We already hear Scott Greenfield asking “but what about the clients?” but come on, fewer criminal marijuana cases means a lot less work for lawyers. Especially young lawyers who need these minor offenses to learn the ropes, and who rely on court appointments while building a network and reputation.

Sure decriminalization reduces the workload for law enforcement and prosecutors, freeing them up to go after serious offenses. And it will reduce overcrowding in jails which is another cost savings to the state, not to mention the savings to the people who don’t have to go to jail. But won’t someone think of the lawyers? This is just kicking the legal employment scene when it’s already down.

In Ohio, North Carolina, Minnesota, and Oregon, possession is still a misdemeanor, but there’s no risk of incarceration, just a fine (ranging from $150 if you’re lucky and in Ohio, or $1000, if you’re not lucky and you’re in Oregon). Of course, for your second offense, incarceration and the need to hire an attorney come back on the table.

California, Mississippi, and Nebraska will let you go with a non-criminal infraction the first time, but it’s a jail-able misdemeanor the second. In Nevada and New York, you get until your third offense before you’re looking at jail time.
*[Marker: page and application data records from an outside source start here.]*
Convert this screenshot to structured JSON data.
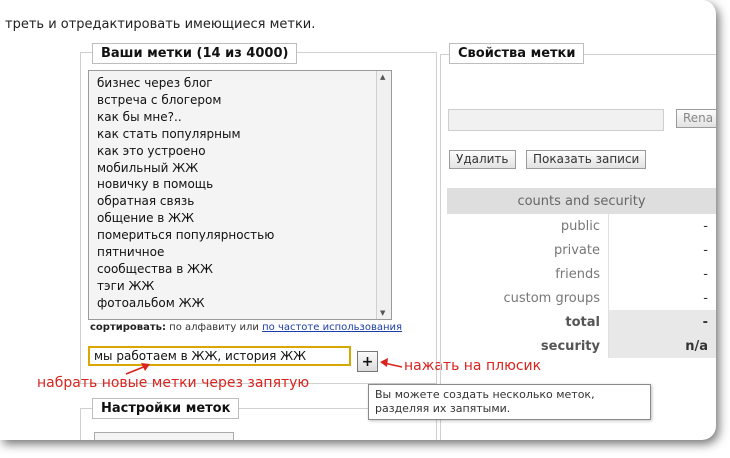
{
  "intro_text": "треть и отредактировать имеющиеся метки.",
  "your_tags": {
    "title": "Ваши метки (14 из 4000)",
    "items": [
      "бизнес через блог",
      "встреча с блогером",
      "как бы мне?..",
      "как стать популярным",
      "как это устроено",
      "мобильный ЖЖ",
      "новичку в помощь",
      "обратная связь",
      "общение в ЖЖ",
      "помериться популярностью",
      "пятничное",
      "сообщества в ЖЖ",
      "тэги ЖЖ",
      "фотоальбом ЖЖ"
    ],
    "sort_label": "сортировать:",
    "sort_alpha": "по алфавиту или",
    "sort_freq": "по частоте использования"
  },
  "new_tags_input_value": "мы работаем в ЖЖ, история ЖЖ",
  "plus_button": "+",
  "annotations": {
    "plus_hint": "нажать на плюсик",
    "input_hint": "набрать новые метки через запятую"
  },
  "tooltip_text": "Вы можете создать несколько меток, разделяя их запятыми.",
  "tag_settings": {
    "title": "Настройки меток"
  },
  "tag_properties": {
    "title": "Свойства метки",
    "rename_button": "Rena",
    "delete_button": "Удалить",
    "show_posts_button": "Показать записи",
    "table_header": "counts and security",
    "rows": [
      {
        "label": "public",
        "value": "-"
      },
      {
        "label": "private",
        "value": "-"
      },
      {
        "label": "friends",
        "value": "-"
      },
      {
        "label": "custom groups",
        "value": "-"
      },
      {
        "label": "total",
        "value": "-"
      },
      {
        "label": "security",
        "value": "n/a"
      }
    ]
  },
  "colors": {
    "annotation": "#d9241f",
    "input_border": "#d8a800",
    "link": "#1a3ea8"
  }
}
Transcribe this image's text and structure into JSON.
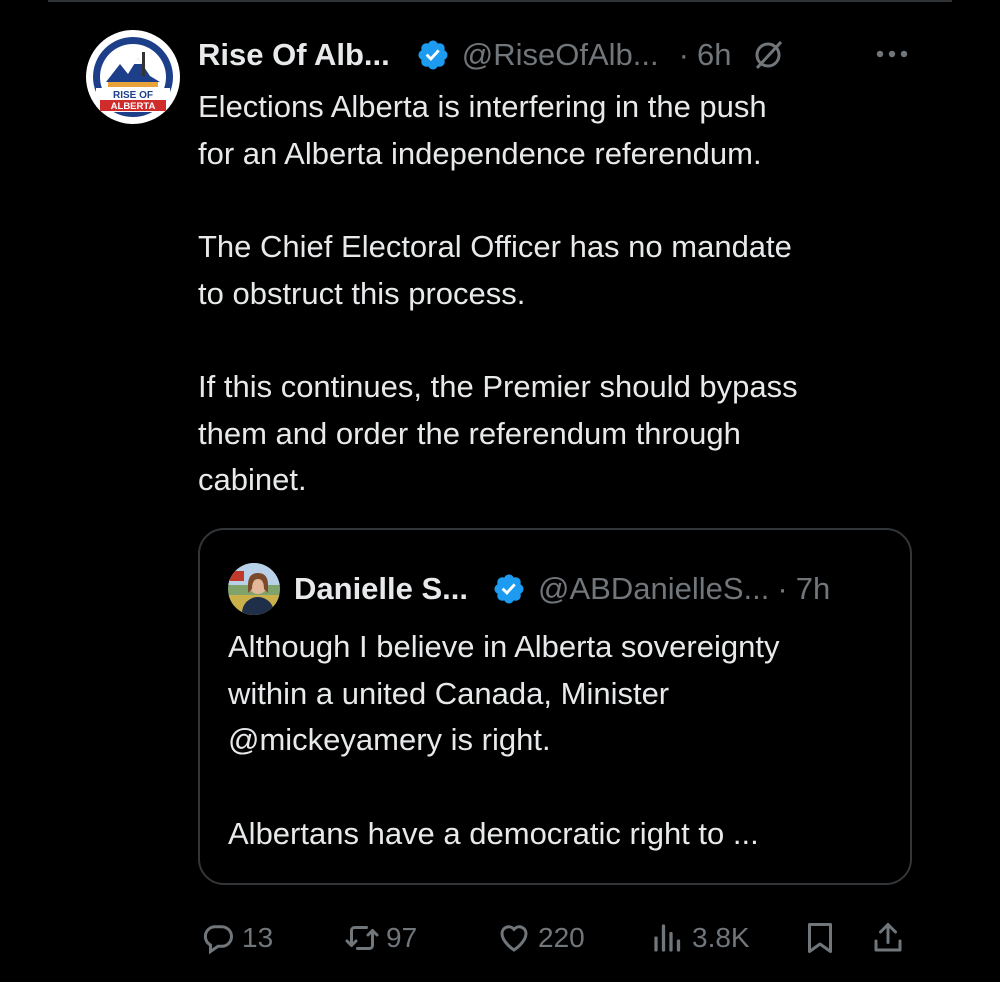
{
  "colors": {
    "background": "#000000",
    "text": "#e7e9ea",
    "muted": "#71767b",
    "verified": "#1d9bf0",
    "border": "#333639"
  },
  "tweet": {
    "avatar_icon": "rise-of-alberta-logo",
    "avatar_text": "RISE OF ALBERTA",
    "name": "Rise Of Alb...",
    "handle": "@RiseOfAlb...",
    "separator": "·",
    "time": "6h",
    "paragraphs": [
      "Elections Alberta is interfering in the push\nfor an Alberta independence referendum.",
      "The Chief Electoral Officer has no mandate\nto obstruct this process.",
      "If this continues, the Premier should bypass\nthem and order the referendum through\ncabinet."
    ]
  },
  "quote": {
    "avatar_icon": "profile-photo",
    "name": "Danielle S...",
    "handle": "@ABDanielleS...",
    "separator": "·",
    "time": "7h",
    "paragraphs": [
      "Although I believe in Alberta sovereignty\nwithin a united Canada, Minister\n@mickeyamery is right.",
      "Albertans have a democratic right to ..."
    ]
  },
  "actions": {
    "replies": "13",
    "reposts": "97",
    "likes": "220",
    "views": "3.8K"
  }
}
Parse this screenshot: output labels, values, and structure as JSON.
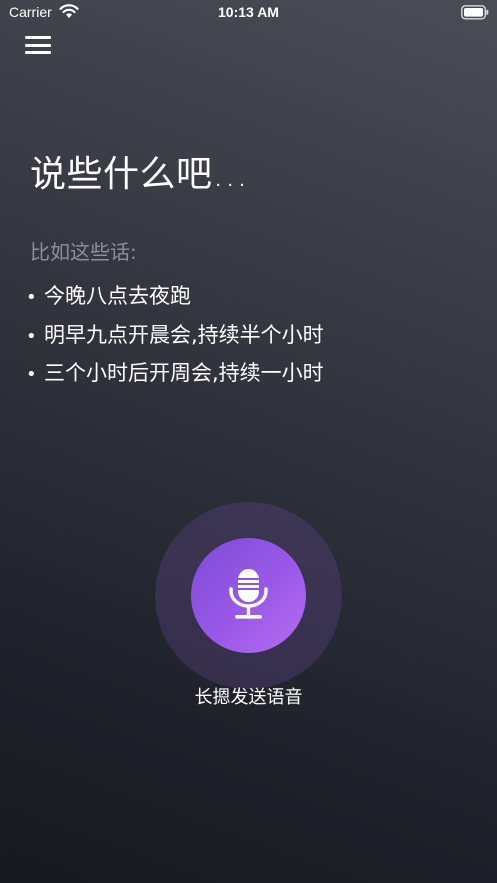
{
  "status_bar": {
    "carrier": "Carrier",
    "time": "10:13 AM",
    "wifi_icon": "wifi-icon",
    "battery_icon": "battery-icon"
  },
  "menu": {
    "icon": "hamburger-menu-icon"
  },
  "main": {
    "title": "说些什么吧...",
    "hint": "比如这些话:",
    "examples": [
      "今晚八点去夜跑",
      "明早九点开晨会,持续半个小时",
      "三个小时后开周会,持续一小时"
    ]
  },
  "voice": {
    "icon": "microphone-icon",
    "label": "长摁发送语音",
    "accent_color": "#9a58e8"
  }
}
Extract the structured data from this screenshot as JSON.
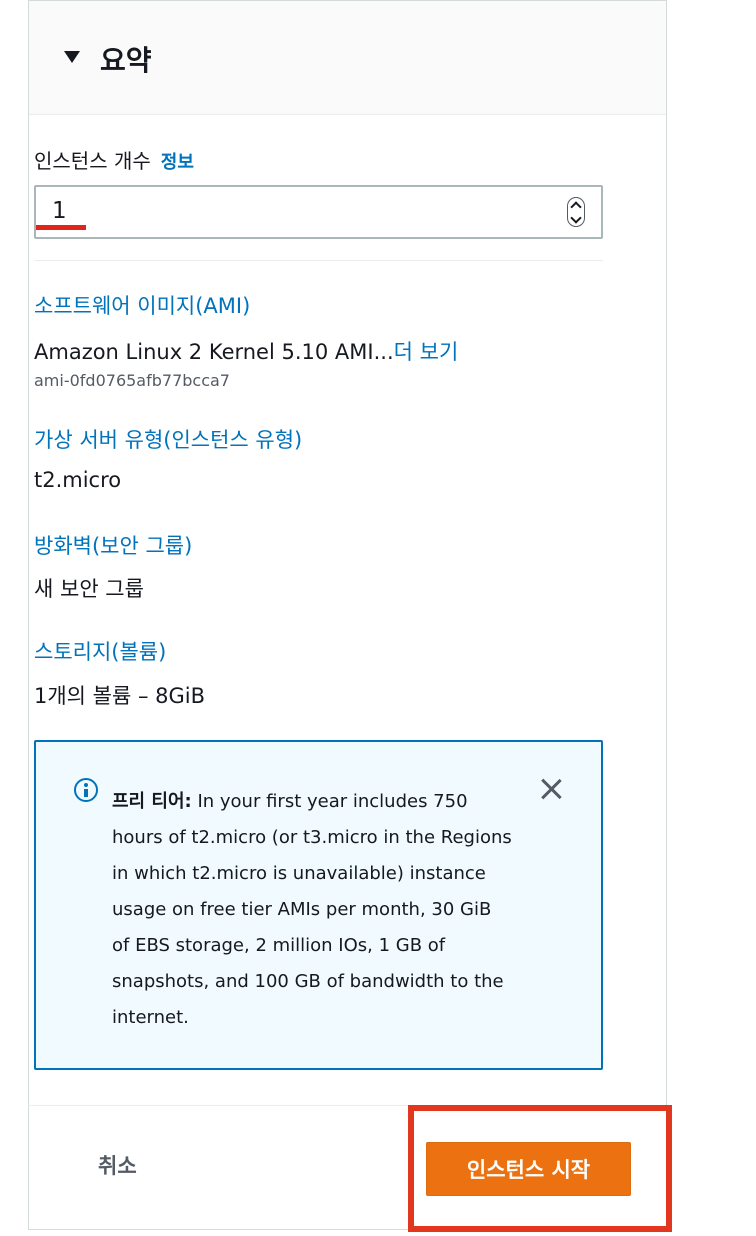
{
  "header": {
    "title": "요약"
  },
  "instance_count": {
    "label": "인스턴스 개수",
    "info_link": "정보",
    "value": "1"
  },
  "sections": {
    "ami": {
      "title": "소프트웨어 이미지(AMI)",
      "value": "Amazon Linux 2 Kernel 5.10 AMI...",
      "more_link": "더 보기",
      "id": "ami-0fd0765afb77bcca7"
    },
    "instance_type": {
      "title": "가상 서버 유형(인스턴스 유형)",
      "value": "t2.micro"
    },
    "firewall": {
      "title": "방화벽(보안 그룹)",
      "value": "새 보안 그룹"
    },
    "storage": {
      "title": "스토리지(볼륨)",
      "value": "1개의 볼륨 – 8GiB"
    }
  },
  "free_tier_notice": {
    "label": "프리 티어:",
    "text": "In your first year includes 750 hours of t2.micro (or t3.micro in the Regions in which t2.micro is unavailable) instance usage on free tier AMIs per month, 30 GiB of EBS storage, 2 million IOs, 1 GB of snapshots, and 100 GB of bandwidth to the internet."
  },
  "footer": {
    "cancel_label": "취소",
    "launch_label": "인스턴스 시작"
  },
  "colors": {
    "link": "#0073bb",
    "primary_button": "#ec7211",
    "notice_bg": "#f1faff",
    "annotation_red": "#e2371f"
  }
}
If this trend keeps up soon we’re going to see full legalization of marijuana and thousands of attorneys who are out of work and thus unable to afford their own marijuana.

We need to reverse this dangerous trend and go in a new direction: legalization of marijuana for middle-class white people. Keep it criminalized for poor minorities, to provide for a bulk of cases, and also criminalized for 16-25 year old white kids from upper-class families who will pay a lot to keep the charges off their records, to provide for quality cases. That keeps money flowing into the legal market, while protecting the lawyers themselves from prosecution.

blog comments powered by Disqus

Philadelphia Lawyer, Unfiltered

The finest blend of analysis, advice, and fury on the internet. Sour mash, oak barrel aged, published at cask strength.


Most Recent Article:

In Defense of Risk (Happy Fourth of July)

All Articles from The Philadelphia Lawyer

Author Profile

The Robot Pimp

An in depth look at the emerging intersection of law, behavioral economics, and robots.

Most Recent Article:

The Tenure Paradox

All Articles from The Robot Pimp

Author Profile

Practice Makes Putrid

Legal practice would be all rainbows and buttercups, if it weren't for the clients, and opposing counsel, and co-counsel, and judges, and the law.

Most Recent Article:

Eat Mor Fiv Freedums

All Articles from The Namby Pamby

Author Profile

Gin and Glannon's

As Shadow Hand suffers through law school, the rest of us get a little Schadenfreude.

Most Recent Article:

I Just Work Here

All Articles From Shadow Hand

Author Profile

Irresistible Impulse

Dr. Rob Dobrenski's daring expedition into the psychology of lawyers and the law. (Not a substitute for a life well lived.)

Most Recent Article:

You're Not a Failure, You're a Narcissist

All Articles from Dr. Rob

Author Profile

Graphic and Gratuitous

Sometimes cartoons are the highest form of communication. Those times are known as "most of the time."

Most Recent Cartoons:

Intelligence: The Gathering

All Cartoons

There And Never Back Again

Defunct Big Law attorney BL1Y shares his misadventures as a writer who accidentally went to law school.


Most Recent Article:


All Articles from BL1Y

Author Profile

Lampshade, Esquire

We're dealing with some technical difficulties here. Hold up a minute.

All Articles From Lampshade, Esq.

Staff Infections

News, humor, and other non-billables from our underpaid, uncredited, unsexy staff.


News Articles

Smaller News Bits

Large Numbers of Law

Mixed Bag of Lawesome


Scofflaw Multistate Bar Review